Bubble Gum CharmLarge, single, creamy light pink stars, shimmer and boast darker pink edges, that are also outlined with darker pink flecks. Flowers stand proudly above the large growing, medium green, tailored foliage.
I am a big fan of this particular violet. It's got the greatest color combination and it lays very flat.
Also notice, the petals are fused until just near the outer edge of the flower, making a saucer shape. Not all violets are like that. Even the flowers have the "hair" on them?
This is a fading blossom but pretty anyway. The flowers last a long time and are nicely large. It puts on a good show!
I can't help but love that you can see some of the pollen on the exterior of the anthers. Also you can see some of the "shimmer" or sparkle of the flower. I know you want one! Lyndon Lyons is one of the vendors that carries this variety. Questions?? Comments???
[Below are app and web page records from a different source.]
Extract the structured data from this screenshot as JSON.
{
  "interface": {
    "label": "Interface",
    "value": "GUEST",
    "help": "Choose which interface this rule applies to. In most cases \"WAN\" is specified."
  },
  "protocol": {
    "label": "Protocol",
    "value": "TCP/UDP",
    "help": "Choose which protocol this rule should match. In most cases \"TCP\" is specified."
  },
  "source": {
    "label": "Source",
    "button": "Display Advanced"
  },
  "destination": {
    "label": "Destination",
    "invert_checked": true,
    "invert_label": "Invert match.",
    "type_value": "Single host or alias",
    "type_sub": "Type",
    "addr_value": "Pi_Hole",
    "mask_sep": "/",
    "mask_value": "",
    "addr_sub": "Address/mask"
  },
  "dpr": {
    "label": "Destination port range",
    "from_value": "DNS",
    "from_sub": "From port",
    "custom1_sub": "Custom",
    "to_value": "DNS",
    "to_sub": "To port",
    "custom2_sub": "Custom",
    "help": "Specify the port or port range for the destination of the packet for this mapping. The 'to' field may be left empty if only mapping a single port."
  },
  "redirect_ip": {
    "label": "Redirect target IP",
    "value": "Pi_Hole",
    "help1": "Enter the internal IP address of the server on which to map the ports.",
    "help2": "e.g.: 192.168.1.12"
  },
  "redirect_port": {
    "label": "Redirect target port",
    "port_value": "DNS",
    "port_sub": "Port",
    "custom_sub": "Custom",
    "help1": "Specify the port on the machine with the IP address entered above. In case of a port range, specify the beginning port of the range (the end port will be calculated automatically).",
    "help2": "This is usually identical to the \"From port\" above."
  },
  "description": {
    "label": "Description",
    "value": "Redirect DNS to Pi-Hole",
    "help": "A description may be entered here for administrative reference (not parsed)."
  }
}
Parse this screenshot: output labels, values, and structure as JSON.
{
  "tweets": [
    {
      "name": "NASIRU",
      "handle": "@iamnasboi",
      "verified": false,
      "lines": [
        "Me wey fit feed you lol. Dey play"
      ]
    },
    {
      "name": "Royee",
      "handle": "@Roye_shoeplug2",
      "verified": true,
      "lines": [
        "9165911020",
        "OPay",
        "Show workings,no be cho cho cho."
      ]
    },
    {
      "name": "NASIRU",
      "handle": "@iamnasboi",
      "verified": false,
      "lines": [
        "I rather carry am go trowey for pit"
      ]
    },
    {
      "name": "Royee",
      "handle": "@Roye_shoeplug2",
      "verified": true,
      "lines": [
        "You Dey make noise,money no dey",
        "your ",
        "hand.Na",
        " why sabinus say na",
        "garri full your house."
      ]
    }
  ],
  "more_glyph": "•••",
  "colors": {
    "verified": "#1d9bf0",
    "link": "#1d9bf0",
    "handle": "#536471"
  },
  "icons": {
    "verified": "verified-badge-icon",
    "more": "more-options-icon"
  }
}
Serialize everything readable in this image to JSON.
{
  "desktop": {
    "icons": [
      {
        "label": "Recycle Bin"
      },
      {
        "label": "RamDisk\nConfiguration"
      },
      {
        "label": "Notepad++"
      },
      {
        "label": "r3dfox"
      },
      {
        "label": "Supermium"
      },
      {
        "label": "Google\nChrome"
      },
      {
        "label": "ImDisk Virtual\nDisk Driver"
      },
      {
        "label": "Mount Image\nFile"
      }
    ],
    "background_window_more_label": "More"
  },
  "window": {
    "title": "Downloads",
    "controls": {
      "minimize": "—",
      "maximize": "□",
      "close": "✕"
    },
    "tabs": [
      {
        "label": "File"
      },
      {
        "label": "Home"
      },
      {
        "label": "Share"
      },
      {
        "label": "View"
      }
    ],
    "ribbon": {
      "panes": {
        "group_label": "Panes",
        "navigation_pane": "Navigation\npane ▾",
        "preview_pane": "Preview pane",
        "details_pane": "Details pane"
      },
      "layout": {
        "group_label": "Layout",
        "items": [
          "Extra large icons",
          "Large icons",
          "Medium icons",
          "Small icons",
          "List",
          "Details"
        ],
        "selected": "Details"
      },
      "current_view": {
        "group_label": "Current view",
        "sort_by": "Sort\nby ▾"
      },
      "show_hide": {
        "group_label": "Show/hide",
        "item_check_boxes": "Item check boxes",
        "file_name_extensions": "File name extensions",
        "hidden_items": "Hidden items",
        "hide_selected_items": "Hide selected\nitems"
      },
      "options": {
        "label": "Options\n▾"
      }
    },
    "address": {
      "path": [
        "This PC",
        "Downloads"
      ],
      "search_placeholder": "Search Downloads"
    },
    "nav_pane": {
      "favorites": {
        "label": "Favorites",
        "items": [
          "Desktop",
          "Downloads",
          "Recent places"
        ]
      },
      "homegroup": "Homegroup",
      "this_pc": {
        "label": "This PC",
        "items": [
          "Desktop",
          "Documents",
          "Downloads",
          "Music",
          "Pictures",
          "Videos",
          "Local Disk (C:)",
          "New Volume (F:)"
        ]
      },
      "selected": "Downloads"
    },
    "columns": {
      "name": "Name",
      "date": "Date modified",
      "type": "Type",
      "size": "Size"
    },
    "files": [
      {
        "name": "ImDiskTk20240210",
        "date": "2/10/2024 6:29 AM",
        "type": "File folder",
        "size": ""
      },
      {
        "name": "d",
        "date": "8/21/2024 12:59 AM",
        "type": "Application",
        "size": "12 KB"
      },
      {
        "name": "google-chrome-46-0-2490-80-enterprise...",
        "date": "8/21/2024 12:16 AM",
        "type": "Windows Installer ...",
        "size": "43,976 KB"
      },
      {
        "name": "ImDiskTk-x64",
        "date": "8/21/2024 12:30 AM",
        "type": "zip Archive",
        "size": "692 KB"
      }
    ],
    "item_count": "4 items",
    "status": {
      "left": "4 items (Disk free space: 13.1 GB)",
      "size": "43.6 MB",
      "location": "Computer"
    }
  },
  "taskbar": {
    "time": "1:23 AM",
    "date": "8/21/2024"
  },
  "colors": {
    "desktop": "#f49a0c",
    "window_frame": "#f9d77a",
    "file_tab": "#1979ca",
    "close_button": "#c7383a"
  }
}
Just a little bloom to help you THINK SPRING! There are two upcoming shows in the Minneapolis and St. Paul, Minnesota area in about a month! The AVSM show April 11-12, 2014 at the Har Mar Mall. Look for us at a new location down toward Staples! The Twin Cities Gesneriad Society show is also coming up on April 26-27, 2014 at the Bachman's on Lyndale in the Heritage room. Plants, plants, plants..... Join us at both shows and then prepare yourselves for the National Orchid Society show which will be hosted in the Twin Cities this year the weekend after the Gesneriad show! It's a great spring for plant lovers! Questions??? Comments???